*What is being asked*
Which of the lines below holds the string "Presley"? Copy every line that does.
··· Task data ···
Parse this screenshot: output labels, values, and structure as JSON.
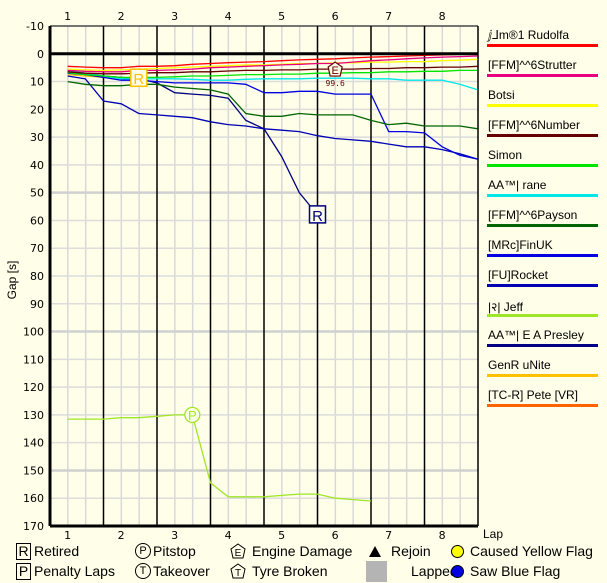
{
  "chart_data": {
    "type": "line",
    "title": "",
    "xlabel": "Lap",
    "ylabel": "Gap [s]",
    "x_ticks": [
      "1",
      "2",
      "3",
      "4",
      "5",
      "6",
      "7",
      "8"
    ],
    "y_ticks": [
      "-10",
      "0",
      "10",
      "20",
      "30",
      "40",
      "50",
      "60",
      "70",
      "80",
      "90",
      "100",
      "110",
      "120",
      "130",
      "140",
      "150",
      "160",
      "170"
    ],
    "xlim": [
      0.67,
      8.67
    ],
    "ylim": [
      -10,
      170
    ],
    "y_inverted": true,
    "grid": true,
    "legend_position": "right",
    "series": [
      {
        "name": "ⅉ⅃m®1 Rudolfa",
        "color": "#ff0000",
        "x": [
          1,
          1.33,
          1.67,
          2,
          2.33,
          2.67,
          3,
          3.33,
          3.67,
          4,
          4.33,
          4.67,
          5,
          5.33,
          5.67,
          6,
          6.33,
          6.67,
          7,
          7.33,
          7.67,
          8,
          8.33,
          8.67
        ],
        "y": [
          4.5,
          4.8,
          5.0,
          5.0,
          4.5,
          4.5,
          4.3,
          3.8,
          3.5,
          3.2,
          3.0,
          2.8,
          2.5,
          2.2,
          2.0,
          1.8,
          1.5,
          1.2,
          1.0,
          0.8,
          0.6,
          0.4,
          0.2,
          0
        ]
      },
      {
        "name": "[FFM]^^6Strutter",
        "color": "#e8007e",
        "x": [
          1,
          1.33,
          1.67,
          2,
          2.33,
          2.67,
          3,
          3.33,
          3.67,
          4,
          4.33,
          4.67,
          5,
          5.33,
          5.67,
          6,
          6.33,
          6.67,
          7,
          7.33,
          7.67,
          8,
          8.33,
          8.67
        ],
        "y": [
          6.0,
          6.3,
          6.5,
          6.5,
          6.0,
          6.0,
          5.8,
          5.5,
          5.0,
          4.8,
          4.5,
          4.3,
          4.0,
          3.8,
          3.5,
          3.5,
          3.0,
          2.5,
          2.2,
          1.8,
          1.5,
          1.2,
          1.0,
          0.8
        ]
      },
      {
        "name": "Botsi",
        "color": "#ffff00",
        "x": [
          1,
          1.33,
          1.67,
          2,
          2.33,
          2.67,
          3,
          3.33,
          3.67,
          4,
          4.33,
          4.67,
          5,
          5.33,
          5.67,
          6,
          6.33,
          6.67,
          7,
          7.33,
          7.67,
          8,
          8.33,
          8.67
        ],
        "y": [
          5.5,
          5.8,
          6.0,
          5.8,
          5.5,
          5.3,
          5.0,
          4.8,
          4.5,
          4.3,
          4.0,
          4.0,
          3.8,
          3.5,
          3.5,
          3.3,
          3.3,
          3.0,
          3.0,
          2.8,
          2.8,
          2.5,
          2.3,
          2.0
        ]
      },
      {
        "name": "[FFM]^^6Number",
        "color": "#640000",
        "x": [
          1,
          1.33,
          1.67,
          2,
          2.33,
          2.67,
          3,
          3.33,
          3.67,
          4,
          4.33,
          4.67,
          5,
          5.33,
          5.67,
          6,
          6.33,
          6.67,
          7,
          7.33,
          7.67,
          8,
          8.33,
          8.67
        ],
        "y": [
          6.5,
          7.0,
          7.2,
          7.2,
          7.0,
          6.8,
          6.8,
          6.5,
          6.5,
          6.2,
          6.0,
          6.0,
          5.8,
          5.8,
          5.5,
          5.5,
          5.5,
          5.3,
          5.3,
          5.0,
          5.0,
          4.8,
          4.8,
          4.5
        ]
      },
      {
        "name": "Simon",
        "color": "#00e400",
        "x": [
          1,
          1.33,
          1.67,
          2,
          2.33,
          2.67,
          3,
          3.33,
          3.67,
          4,
          4.33,
          4.67,
          5,
          5.33,
          5.67,
          6,
          6.33,
          6.67,
          7,
          7.33,
          7.67,
          8,
          8.33,
          8.67
        ],
        "y": [
          6.8,
          7.5,
          8.0,
          8.5,
          8.5,
          8.5,
          8.3,
          8.0,
          8.0,
          7.8,
          7.5,
          7.5,
          7.3,
          7.3,
          7.0,
          7.0,
          6.8,
          6.8,
          6.5,
          6.5,
          6.3,
          6.3,
          6.0,
          6.0
        ]
      },
      {
        "name": "AA™| rane",
        "color": "#00e8e8",
        "x": [
          1,
          1.33,
          1.67,
          2,
          2.33,
          2.67,
          3,
          3.33,
          3.67,
          4,
          4.33,
          4.67,
          5,
          5.33,
          5.67,
          6,
          6.33,
          6.67,
          7,
          7.33,
          7.67,
          8,
          8.33,
          8.67
        ],
        "y": [
          6.0,
          7.0,
          8.0,
          9.0,
          9.0,
          9.0,
          9.0,
          9.2,
          9.5,
          9.5,
          9.2,
          9.0,
          9.0,
          9.0,
          8.8,
          8.8,
          8.8,
          9.0,
          9.0,
          9.5,
          9.5,
          9.5,
          11.0,
          13.0
        ]
      },
      {
        "name": "[FFM]^^6Payson",
        "color": "#006400",
        "x": [
          1,
          1.33,
          1.67,
          2,
          2.33,
          2.67,
          3,
          3.33,
          3.67,
          4,
          4.33,
          4.67,
          5,
          5.33,
          5.67,
          6,
          6.33,
          6.67,
          7,
          7.33,
          7.67,
          8,
          8.33,
          8.67
        ],
        "y": [
          10.0,
          11.0,
          11.5,
          11.5,
          11.0,
          11.0,
          12.0,
          12.5,
          13.0,
          14.5,
          21.5,
          22.5,
          22.5,
          21.5,
          22.0,
          22.0,
          22.0,
          24.0,
          25.5,
          25.0,
          26.0,
          26.0,
          26.0,
          27.0
        ]
      },
      {
        "name": "[MRc]FinUK",
        "color": "#0000e0",
        "x": [
          1,
          1.33,
          1.67,
          2,
          2.33,
          2.67,
          3,
          3.33,
          3.67,
          4,
          4.33,
          4.67,
          5,
          5.33,
          5.67,
          6,
          6.33,
          6.67,
          7,
          7.33,
          7.67,
          8,
          8.33,
          8.67
        ],
        "y": [
          7.0,
          7.5,
          8.5,
          9.5,
          9.5,
          10.0,
          10.5,
          10.5,
          10.5,
          10.5,
          11.0,
          14.0,
          14.0,
          13.5,
          13.5,
          14.5,
          14.5,
          14.5,
          28.0,
          28.0,
          28.5,
          33.5,
          36.5,
          38.0
        ]
      },
      {
        "name": "[FU]Rocket",
        "color": "#0000b4",
        "x": [
          1,
          1.33,
          1.67,
          2,
          2.33,
          2.67,
          3,
          3.33,
          3.67,
          4,
          4.33,
          4.67,
          5,
          5.33,
          5.67,
          6,
          6.33,
          6.67,
          7,
          7.33,
          7.67,
          8,
          8.33,
          8.67
        ],
        "y": [
          8.0,
          9.0,
          17.0,
          18.0,
          21.5,
          22.0,
          22.5,
          23.0,
          24.5,
          25.5,
          26.0,
          27.0,
          27.5,
          28.0,
          29.5,
          30.5,
          31.0,
          31.5,
          32.5,
          33.5,
          33.5,
          34.5,
          36.0,
          38.0
        ]
      },
      {
        "name": "|२| Jeff",
        "color": "#a0e628",
        "x": [
          1,
          1.67,
          2,
          2.33,
          2.67,
          3,
          3.33,
          3.67,
          4,
          4.33,
          4.67,
          5,
          5.33,
          5.67,
          6,
          6.33,
          6.67
        ],
        "y": [
          131.5,
          131.5,
          131.0,
          131.0,
          130.5,
          130.0,
          130.0,
          154.5,
          159.5,
          159.5,
          159.5,
          159.0,
          158.5,
          158.5,
          160.0,
          160.5,
          161.0
        ]
      },
      {
        "name": "AA™| E A Presley",
        "color": "#000080",
        "x": [
          1,
          1.33,
          1.67,
          2,
          2.33,
          2.67,
          3,
          3.33,
          3.67,
          4,
          4.33,
          4.67,
          5,
          5.33,
          5.67
        ],
        "y": [
          6.5,
          7.5,
          8.0,
          8.5,
          9.0,
          10.5,
          14.0,
          14.5,
          15.0,
          16.0,
          24.0,
          27.0,
          37.0,
          50.0,
          58.0
        ]
      },
      {
        "name": "GenR uNite",
        "color": "#ffc000",
        "x": [
          1,
          1.33,
          1.67,
          2,
          2.33
        ],
        "y": [
          7.5,
          8.0,
          8.5,
          8.8,
          8.8
        ]
      },
      {
        "name": "[TC-R] Pete [VR]",
        "color": "#ff6400",
        "x": [],
        "y": []
      }
    ],
    "annotations": [
      {
        "type": "retired",
        "symbol": "R",
        "series": "GenR uNite",
        "x": 2.33,
        "y": 8.8
      },
      {
        "type": "retired",
        "symbol": "R",
        "series": "AA™| E A Presley",
        "x": 5.67,
        "y": 58.0
      },
      {
        "type": "engine-damage",
        "symbol": "E",
        "series": "[FFM]^^6Number",
        "x": 6.0,
        "y": 5.5,
        "label": "99.6"
      },
      {
        "type": "pitstop",
        "symbol": "P",
        "series": "|२| Jeff",
        "x": 3.33,
        "y": 130.0
      }
    ]
  },
  "legend_bottom": {
    "items": [
      {
        "symbol": "R",
        "label": "Retired"
      },
      {
        "symbol": "P",
        "label": "Pitstop"
      },
      {
        "symbol": "E",
        "label": "Engine Damage"
      },
      {
        "symbol": "triangle",
        "label": "Rejoin"
      },
      {
        "symbol": "yellow-dot",
        "label": "Caused Yellow Flag"
      },
      {
        "symbol": "P",
        "label": "Penalty Laps"
      },
      {
        "symbol": "T",
        "label": "Takeover"
      },
      {
        "symbol": "T",
        "label": "Tyre Broken"
      },
      {
        "symbol": "grey-box",
        "label": "Lapped"
      },
      {
        "symbol": "blue-dot",
        "label": "Saw Blue Flag"
      }
    ],
    "yellow_color": "#ffff00",
    "blue_color": "#0000e0"
  }
}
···
*Output below*
        "name": "AA™| E A Presley",
        "series": "AA™| E A Presley",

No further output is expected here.